- [Exercise directions]
When the string "index" is part of a line in the data below, report the whole line.

(Working data Opens)

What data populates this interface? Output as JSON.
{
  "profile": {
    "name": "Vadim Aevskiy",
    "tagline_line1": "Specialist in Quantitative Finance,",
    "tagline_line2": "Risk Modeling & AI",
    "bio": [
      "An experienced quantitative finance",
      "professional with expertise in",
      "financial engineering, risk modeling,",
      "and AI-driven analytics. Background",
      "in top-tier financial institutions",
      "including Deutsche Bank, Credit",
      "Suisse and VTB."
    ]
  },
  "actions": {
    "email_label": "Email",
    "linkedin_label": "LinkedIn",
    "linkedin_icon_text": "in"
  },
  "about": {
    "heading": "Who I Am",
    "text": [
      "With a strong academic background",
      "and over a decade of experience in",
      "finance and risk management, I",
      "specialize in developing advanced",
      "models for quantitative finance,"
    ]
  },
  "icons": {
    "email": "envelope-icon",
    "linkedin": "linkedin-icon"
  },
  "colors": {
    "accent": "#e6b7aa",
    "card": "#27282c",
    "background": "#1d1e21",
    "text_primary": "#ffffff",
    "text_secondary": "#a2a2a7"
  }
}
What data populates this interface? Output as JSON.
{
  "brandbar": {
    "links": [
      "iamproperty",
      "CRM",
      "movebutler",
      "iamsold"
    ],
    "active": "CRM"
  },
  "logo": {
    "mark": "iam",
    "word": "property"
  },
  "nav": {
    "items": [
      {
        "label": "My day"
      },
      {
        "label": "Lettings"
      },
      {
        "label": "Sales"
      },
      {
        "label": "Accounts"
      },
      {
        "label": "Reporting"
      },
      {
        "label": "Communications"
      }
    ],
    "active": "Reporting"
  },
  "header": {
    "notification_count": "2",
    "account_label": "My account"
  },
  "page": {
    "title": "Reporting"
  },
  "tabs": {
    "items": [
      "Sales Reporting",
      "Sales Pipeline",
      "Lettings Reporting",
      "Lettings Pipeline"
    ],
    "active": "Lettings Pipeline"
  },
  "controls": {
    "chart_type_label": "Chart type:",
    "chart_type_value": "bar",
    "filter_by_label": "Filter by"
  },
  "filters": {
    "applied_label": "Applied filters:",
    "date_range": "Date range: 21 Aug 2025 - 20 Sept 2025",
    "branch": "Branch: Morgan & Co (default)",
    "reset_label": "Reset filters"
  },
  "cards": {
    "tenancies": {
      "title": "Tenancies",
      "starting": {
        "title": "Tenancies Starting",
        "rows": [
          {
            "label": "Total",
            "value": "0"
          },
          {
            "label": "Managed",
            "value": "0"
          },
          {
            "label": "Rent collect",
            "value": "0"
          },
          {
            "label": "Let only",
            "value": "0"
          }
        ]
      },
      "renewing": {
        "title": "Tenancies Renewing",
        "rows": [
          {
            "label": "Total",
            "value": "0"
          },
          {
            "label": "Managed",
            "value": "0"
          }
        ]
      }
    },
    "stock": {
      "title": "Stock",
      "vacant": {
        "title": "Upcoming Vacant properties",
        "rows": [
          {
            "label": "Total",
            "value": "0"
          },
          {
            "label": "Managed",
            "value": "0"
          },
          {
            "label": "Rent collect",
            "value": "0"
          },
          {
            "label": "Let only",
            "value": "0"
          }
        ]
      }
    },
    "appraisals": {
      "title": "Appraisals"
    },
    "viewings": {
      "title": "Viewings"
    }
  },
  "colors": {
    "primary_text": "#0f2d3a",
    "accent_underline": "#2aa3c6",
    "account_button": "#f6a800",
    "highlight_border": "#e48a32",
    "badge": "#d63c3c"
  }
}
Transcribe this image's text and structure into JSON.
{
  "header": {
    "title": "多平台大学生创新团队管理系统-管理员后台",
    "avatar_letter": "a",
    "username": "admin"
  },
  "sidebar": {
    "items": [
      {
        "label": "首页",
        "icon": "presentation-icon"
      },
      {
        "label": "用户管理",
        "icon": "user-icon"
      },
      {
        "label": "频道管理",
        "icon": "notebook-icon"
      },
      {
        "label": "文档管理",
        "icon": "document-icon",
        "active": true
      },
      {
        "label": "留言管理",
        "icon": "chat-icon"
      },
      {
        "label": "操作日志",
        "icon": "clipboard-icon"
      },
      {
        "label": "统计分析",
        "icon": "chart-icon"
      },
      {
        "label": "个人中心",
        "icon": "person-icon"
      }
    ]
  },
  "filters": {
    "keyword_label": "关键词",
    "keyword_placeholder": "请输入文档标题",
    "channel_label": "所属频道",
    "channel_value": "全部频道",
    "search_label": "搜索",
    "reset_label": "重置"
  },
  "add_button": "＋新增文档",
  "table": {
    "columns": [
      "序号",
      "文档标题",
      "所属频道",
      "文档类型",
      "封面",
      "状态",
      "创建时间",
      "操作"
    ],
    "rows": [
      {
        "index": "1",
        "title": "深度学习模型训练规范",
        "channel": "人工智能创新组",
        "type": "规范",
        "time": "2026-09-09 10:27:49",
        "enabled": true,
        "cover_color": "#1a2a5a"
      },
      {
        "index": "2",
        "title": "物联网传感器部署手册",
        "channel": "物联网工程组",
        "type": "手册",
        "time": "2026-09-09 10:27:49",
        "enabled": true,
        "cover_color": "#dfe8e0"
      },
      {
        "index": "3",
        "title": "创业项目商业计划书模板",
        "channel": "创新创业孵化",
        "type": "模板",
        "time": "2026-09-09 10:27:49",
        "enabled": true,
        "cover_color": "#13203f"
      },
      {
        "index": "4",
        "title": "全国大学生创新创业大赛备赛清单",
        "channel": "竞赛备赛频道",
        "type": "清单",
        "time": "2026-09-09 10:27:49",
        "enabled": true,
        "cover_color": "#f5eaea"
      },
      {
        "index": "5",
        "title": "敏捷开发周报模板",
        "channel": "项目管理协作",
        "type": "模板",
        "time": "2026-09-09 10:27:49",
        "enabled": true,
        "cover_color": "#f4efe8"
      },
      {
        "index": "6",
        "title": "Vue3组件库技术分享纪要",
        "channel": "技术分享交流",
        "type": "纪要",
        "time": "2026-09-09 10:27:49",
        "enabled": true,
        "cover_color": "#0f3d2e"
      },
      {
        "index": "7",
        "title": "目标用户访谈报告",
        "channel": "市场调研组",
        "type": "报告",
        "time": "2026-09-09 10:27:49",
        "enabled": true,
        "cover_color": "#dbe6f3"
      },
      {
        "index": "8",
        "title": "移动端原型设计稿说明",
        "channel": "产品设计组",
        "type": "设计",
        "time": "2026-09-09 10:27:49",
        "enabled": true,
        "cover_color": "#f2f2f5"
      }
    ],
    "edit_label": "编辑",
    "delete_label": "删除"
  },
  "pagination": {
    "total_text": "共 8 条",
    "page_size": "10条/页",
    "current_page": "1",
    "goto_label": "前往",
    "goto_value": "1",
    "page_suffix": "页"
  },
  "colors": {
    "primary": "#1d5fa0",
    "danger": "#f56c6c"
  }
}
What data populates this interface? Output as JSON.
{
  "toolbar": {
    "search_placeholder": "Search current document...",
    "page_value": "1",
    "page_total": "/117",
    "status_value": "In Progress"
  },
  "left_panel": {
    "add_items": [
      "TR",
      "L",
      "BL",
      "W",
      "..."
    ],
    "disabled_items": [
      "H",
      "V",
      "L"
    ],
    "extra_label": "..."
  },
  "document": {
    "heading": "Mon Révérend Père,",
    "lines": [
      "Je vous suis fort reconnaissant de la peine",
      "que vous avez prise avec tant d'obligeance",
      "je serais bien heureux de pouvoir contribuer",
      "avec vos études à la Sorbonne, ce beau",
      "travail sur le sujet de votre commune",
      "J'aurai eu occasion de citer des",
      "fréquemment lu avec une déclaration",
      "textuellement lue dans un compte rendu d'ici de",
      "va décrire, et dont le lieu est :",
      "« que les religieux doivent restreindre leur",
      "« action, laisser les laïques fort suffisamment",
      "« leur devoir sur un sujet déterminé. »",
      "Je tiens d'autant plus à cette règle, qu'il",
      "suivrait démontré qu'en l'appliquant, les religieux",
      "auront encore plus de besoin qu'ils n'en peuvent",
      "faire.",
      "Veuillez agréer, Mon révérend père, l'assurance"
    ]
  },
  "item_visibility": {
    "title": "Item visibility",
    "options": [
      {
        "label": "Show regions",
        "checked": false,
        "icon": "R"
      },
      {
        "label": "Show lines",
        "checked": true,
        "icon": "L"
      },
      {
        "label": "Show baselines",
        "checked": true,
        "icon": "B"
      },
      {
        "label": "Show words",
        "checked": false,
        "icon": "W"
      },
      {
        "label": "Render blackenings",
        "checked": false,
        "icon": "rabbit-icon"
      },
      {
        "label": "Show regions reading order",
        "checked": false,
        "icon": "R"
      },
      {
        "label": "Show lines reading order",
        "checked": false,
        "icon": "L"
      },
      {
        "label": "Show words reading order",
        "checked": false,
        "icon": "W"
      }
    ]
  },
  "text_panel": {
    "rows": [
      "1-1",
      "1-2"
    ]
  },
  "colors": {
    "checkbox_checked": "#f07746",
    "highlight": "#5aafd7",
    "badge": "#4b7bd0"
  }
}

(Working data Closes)

- [Task response]
        "index": "1",
        "index": "2",
        "index": "3",
        "index": "4",
        "index": "5",
        "index": "6",
        "index": "7",
        "index": "8",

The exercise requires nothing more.